In the VBD project, Volunteers work with rural communities to help them articulate their common vision for the future and to assist them in identifying their assets, mobilizing local resources, and accessing additional services to help them achieve their vision. As part of these efforts, Volunteers often facilitate, with their village counterparts, the design and management of small-scale projects in numerous sectors, including health, agriculture, youth, and income generation. Volunteers with the Future Farmers of Samoa project are helping make agriculture a profession of first choice in Samoa. ICM Volunteers work with various local organizations and communities to incorporate marine education and awareness into science classes, develop environmental projects, and assist with the monitoring and protecting marine resources.
ICT Volunteers work primarily in schools and sometimes in offices as teachers, teacher trainers, curriculum developers, network programmers, systems administrators, and systems analysts. SNE Volunteers build understanding and skills in the schools and communities of Samoa for students with special needs and in early childhood and inclusive education. MTPA Volunteers work with local development agencies and government ministries on strategic planning, capacity building, program design and management, and systemizing day-to-day operations.
In 2006, Peace Corps/Samoa updated its vision to the following:

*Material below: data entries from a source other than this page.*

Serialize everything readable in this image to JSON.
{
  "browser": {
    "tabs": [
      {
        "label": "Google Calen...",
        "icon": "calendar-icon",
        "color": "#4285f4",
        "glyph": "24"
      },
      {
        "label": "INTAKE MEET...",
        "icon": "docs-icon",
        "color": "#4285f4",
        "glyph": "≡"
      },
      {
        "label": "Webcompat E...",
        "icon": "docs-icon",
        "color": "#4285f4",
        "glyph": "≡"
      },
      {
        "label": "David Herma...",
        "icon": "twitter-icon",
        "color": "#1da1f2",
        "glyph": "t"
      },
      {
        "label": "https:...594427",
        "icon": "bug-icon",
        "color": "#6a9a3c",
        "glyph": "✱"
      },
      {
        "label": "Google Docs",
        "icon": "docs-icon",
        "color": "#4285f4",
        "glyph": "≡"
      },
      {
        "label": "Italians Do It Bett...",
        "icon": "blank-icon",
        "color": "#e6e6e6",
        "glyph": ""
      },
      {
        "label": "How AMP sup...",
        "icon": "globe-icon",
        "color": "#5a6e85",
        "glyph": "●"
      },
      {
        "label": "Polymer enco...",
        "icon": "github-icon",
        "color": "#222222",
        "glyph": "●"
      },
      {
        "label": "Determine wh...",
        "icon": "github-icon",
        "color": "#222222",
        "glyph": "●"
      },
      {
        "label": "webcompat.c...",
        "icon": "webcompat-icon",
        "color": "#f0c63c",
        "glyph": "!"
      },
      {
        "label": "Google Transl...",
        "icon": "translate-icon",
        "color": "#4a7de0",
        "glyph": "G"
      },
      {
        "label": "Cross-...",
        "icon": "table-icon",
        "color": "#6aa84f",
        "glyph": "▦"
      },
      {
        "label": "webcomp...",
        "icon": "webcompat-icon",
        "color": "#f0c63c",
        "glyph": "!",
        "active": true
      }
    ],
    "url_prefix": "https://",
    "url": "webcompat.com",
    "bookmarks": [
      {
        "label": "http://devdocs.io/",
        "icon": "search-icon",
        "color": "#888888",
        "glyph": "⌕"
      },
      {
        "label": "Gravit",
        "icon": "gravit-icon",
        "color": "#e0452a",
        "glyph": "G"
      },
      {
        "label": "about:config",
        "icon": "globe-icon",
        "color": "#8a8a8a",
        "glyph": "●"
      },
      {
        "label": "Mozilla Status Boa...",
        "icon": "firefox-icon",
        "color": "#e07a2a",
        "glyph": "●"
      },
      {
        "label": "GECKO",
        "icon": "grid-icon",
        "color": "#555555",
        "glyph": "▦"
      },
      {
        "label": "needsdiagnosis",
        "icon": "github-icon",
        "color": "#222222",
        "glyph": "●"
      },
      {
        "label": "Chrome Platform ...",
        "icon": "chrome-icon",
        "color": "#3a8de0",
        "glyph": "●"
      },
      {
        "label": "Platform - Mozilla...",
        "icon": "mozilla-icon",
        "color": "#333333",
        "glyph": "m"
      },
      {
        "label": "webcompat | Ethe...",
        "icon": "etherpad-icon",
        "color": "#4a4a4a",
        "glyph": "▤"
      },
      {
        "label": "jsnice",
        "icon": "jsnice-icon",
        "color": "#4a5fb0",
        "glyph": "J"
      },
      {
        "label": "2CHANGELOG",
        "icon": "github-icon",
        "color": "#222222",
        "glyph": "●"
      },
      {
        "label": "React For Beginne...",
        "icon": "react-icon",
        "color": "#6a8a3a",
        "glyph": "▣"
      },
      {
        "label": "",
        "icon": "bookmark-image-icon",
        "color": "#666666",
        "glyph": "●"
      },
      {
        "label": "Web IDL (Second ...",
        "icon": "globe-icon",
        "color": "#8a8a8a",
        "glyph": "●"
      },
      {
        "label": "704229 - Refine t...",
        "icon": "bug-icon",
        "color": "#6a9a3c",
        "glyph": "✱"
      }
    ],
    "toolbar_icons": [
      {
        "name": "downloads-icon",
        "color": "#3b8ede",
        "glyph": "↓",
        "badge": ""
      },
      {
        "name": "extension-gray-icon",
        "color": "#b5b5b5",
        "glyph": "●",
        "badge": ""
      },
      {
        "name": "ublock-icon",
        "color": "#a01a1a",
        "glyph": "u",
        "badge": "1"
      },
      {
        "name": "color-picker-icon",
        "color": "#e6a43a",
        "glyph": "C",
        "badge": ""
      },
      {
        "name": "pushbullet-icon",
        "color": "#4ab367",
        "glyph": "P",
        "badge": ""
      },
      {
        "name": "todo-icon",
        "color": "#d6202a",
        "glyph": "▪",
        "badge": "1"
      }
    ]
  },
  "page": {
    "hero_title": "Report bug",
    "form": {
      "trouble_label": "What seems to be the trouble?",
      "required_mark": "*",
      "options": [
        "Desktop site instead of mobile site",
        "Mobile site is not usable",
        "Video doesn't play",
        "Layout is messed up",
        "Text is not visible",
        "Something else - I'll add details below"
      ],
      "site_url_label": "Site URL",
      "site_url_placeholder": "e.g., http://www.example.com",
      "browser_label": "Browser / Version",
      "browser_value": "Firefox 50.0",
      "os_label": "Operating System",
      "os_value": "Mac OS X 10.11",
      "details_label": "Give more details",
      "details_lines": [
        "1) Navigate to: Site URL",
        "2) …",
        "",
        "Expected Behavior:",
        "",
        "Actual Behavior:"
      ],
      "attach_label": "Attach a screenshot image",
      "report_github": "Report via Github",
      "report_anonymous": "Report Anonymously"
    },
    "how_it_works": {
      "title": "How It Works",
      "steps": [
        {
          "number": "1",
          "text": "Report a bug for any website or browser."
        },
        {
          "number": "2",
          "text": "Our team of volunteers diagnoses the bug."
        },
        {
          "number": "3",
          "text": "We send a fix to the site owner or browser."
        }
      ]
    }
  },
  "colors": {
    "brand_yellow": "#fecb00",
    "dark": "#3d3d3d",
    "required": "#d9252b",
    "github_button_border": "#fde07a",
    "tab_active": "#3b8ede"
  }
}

A dynamic community service-focused post, working in partnership with Samoa to achieve its vision by identifying and initiating new, enhancing current, and graduating sustainable programs, through the support of well-trained, safety-oriented, adaptable Volunteers in meaningful assignments committed to building understanding and capacity.